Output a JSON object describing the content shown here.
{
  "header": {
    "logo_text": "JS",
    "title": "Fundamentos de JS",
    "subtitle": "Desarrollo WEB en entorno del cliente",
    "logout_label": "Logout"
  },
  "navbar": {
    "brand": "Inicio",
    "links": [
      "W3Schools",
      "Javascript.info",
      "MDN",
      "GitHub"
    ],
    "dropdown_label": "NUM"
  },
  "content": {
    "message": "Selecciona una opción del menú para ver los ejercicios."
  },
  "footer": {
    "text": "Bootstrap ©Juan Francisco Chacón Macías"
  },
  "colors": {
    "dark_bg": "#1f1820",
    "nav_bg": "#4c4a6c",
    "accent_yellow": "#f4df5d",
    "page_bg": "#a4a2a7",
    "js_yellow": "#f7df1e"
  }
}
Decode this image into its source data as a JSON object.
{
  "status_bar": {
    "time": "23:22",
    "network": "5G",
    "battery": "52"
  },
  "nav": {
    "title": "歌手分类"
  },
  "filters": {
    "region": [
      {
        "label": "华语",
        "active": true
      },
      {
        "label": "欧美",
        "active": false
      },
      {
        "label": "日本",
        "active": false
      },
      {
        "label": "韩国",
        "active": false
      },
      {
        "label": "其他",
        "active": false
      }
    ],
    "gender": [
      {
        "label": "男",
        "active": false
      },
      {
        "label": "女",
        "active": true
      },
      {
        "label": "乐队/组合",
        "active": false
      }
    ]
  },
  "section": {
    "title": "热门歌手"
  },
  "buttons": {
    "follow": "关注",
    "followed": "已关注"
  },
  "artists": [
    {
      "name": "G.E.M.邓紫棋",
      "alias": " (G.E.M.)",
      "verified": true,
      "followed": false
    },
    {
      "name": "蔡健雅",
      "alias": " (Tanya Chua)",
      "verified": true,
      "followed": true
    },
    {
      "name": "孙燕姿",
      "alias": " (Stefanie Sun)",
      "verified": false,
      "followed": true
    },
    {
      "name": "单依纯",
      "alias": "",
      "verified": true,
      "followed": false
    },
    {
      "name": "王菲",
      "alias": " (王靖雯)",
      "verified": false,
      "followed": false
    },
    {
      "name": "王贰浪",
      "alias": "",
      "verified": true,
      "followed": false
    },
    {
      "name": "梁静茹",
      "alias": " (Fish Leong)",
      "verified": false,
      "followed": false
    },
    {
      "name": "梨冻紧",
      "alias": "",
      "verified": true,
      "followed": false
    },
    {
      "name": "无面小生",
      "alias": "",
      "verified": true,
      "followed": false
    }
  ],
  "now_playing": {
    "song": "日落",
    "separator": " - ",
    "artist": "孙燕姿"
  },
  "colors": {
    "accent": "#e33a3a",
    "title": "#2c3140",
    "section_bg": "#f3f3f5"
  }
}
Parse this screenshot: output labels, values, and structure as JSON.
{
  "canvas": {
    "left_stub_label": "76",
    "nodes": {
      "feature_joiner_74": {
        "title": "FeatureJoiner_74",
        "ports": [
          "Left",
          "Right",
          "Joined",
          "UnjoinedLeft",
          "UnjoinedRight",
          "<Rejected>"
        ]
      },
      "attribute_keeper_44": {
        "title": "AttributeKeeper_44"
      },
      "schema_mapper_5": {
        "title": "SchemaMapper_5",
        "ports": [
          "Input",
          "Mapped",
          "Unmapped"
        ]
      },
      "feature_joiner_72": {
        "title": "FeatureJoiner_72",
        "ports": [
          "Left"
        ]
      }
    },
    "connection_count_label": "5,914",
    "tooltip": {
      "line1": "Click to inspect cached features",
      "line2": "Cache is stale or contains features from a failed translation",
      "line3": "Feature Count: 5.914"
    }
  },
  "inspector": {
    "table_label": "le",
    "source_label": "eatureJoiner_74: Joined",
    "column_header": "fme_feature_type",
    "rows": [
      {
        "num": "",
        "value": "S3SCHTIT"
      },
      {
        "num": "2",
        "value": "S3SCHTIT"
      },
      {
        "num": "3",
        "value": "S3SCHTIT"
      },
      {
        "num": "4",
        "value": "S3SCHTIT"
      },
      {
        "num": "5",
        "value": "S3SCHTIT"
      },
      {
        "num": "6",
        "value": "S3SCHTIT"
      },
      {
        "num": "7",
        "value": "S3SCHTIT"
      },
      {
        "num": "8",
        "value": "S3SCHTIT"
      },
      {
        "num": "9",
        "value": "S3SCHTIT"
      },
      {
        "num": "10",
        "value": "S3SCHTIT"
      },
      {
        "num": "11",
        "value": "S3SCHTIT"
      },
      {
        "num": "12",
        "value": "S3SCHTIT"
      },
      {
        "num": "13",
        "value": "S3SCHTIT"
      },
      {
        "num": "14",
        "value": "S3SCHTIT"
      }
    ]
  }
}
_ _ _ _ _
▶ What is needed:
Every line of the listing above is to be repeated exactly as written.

▶ Result of this task:
Output a JSON object describing the content shown here.
{
  "header": {
    "logo_text": "JS",
    "title": "Fundamentos de JS",
    "subtitle": "Desarrollo WEB en entorno del cliente",
    "logout_label": "Logout"
  },
  "navbar": {
    "brand": "Inicio",
    "links": [
      "W3Schools",
      "Javascript.info",
      "MDN",
      "GitHub"
    ],
    "dropdown_label": "NUM"
  },
  "content": {
    "message": "Selecciona una opción del menú para ver los ejercicios."
  },
  "footer": {
    "text": "Bootstrap ©Juan Francisco Chacón Macías"
  },
  "colors": {
    "dark_bg": "#1f1820",
    "nav_bg": "#4c4a6c",
    "accent_yellow": "#f4df5d",
    "page_bg": "#a4a2a7",
    "js_yellow": "#f7df1e"
  }
}
Decode this image into its source data as a JSON object.
{
  "status_bar": {
    "time": "23:22",
    "network": "5G",
    "battery": "52"
  },
  "nav": {
    "title": "歌手分类"
  },
  "filters": {
    "region": [
      {
        "label": "华语",
        "active": true
      },
      {
        "label": "欧美",
        "active": false
      },
      {
        "label": "日本",
        "active": false
      },
      {
        "label": "韩国",
        "active": false
      },
      {
        "label": "其他",
        "active": false
      }
    ],
    "gender": [
      {
        "label": "男",
        "active": false
      },
      {
        "label": "女",
        "active": true
      },
      {
        "label": "乐队/组合",
        "active": false
      }
    ]
  },
  "section": {
    "title": "热门歌手"
  },
  "buttons": {
    "follow": "关注",
    "followed": "已关注"
  },
  "artists": [
    {
      "name": "G.E.M.邓紫棋",
      "alias": " (G.E.M.)",
      "verified": true,
      "followed": false
    },
    {
      "name": "蔡健雅",
      "alias": " (Tanya Chua)",
      "verified": true,
      "followed": true
    },
    {
      "name": "孙燕姿",
      "alias": " (Stefanie Sun)",
      "verified": false,
      "followed": true
    },
    {
      "name": "单依纯",
      "alias": "",
      "verified": true,
      "followed": false
    },
    {
      "name": "王菲",
      "alias": " (王靖雯)",
      "verified": false,
      "followed": false
    },
    {
      "name": "王贰浪",
      "alias": "",
      "verified": true,
      "followed": false
    },
    {
      "name": "梁静茹",
      "alias": " (Fish Leong)",
      "verified": false,
      "followed": false
    },
    {
      "name": "梨冻紧",
      "alias": "",
      "verified": true,
      "followed": false
    },
    {
      "name": "无面小生",
      "alias": "",
      "verified": true,
      "followed": false
    }
  ],
  "now_playing": {
    "song": "日落",
    "separator": " - ",
    "artist": "孙燕姿"
  },
  "colors": {
    "accent": "#e33a3a",
    "title": "#2c3140",
    "section_bg": "#f3f3f5"
  }
}
Parse this screenshot: output labels, values, and structure as JSON.
{
  "canvas": {
    "left_stub_label": "76",
    "nodes": {
      "feature_joiner_74": {
        "title": "FeatureJoiner_74",
        "ports": [
          "Left",
          "Right",
          "Joined",
          "UnjoinedLeft",
          "UnjoinedRight",
          "<Rejected>"
        ]
      },
      "attribute_keeper_44": {
        "title": "AttributeKeeper_44"
      },
      "schema_mapper_5": {
        "title": "SchemaMapper_5",
        "ports": [
          "Input",
          "Mapped",
          "Unmapped"
        ]
      },
      "feature_joiner_72": {
        "title": "FeatureJoiner_72",
        "ports": [
          "Left"
        ]
      }
    },
    "connection_count_label": "5,914",
    "tooltip": {
      "line1": "Click to inspect cached features",
      "line2": "Cache is stale or contains features from a failed translation",
      "line3": "Feature Count: 5.914"
    }
  },
  "inspector": {
    "table_label": "le",
    "source_label": "eatureJoiner_74: Joined",
    "column_header": "fme_feature_type",
    "rows": [
      {
        "num": "",
        "value": "S3SCHTIT"
      },
      {
        "num": "2",
        "value": "S3SCHTIT"
      },
      {
        "num": "3",
        "value": "S3SCHTIT"
      },
      {
        "num": "4",
        "value": "S3SCHTIT"
      },
      {
        "num": "5",
        "value": "S3SCHTIT"
      },
      {
        "num": "6",
        "value": "S3SCHTIT"
      },
      {
        "num": "7",
        "value": "S3SCHTIT"
      },
      {
        "num": "8",
        "value": "S3SCHTIT"
      },
      {
        "num": "9",
        "value": "S3SCHTIT"
      },
      {
        "num": "10",
        "value": "S3SCHTIT"
      },
      {
        "num": "11",
        "value": "S3SCHTIT"
      },
      {
        "num": "12",
        "value": "S3SCHTIT"
      },
      {
        "num": "13",
        "value": "S3SCHTIT"
      },
      {
        "num": "14",
        "value": "S3SCHTIT"
      }
    ]
  }
}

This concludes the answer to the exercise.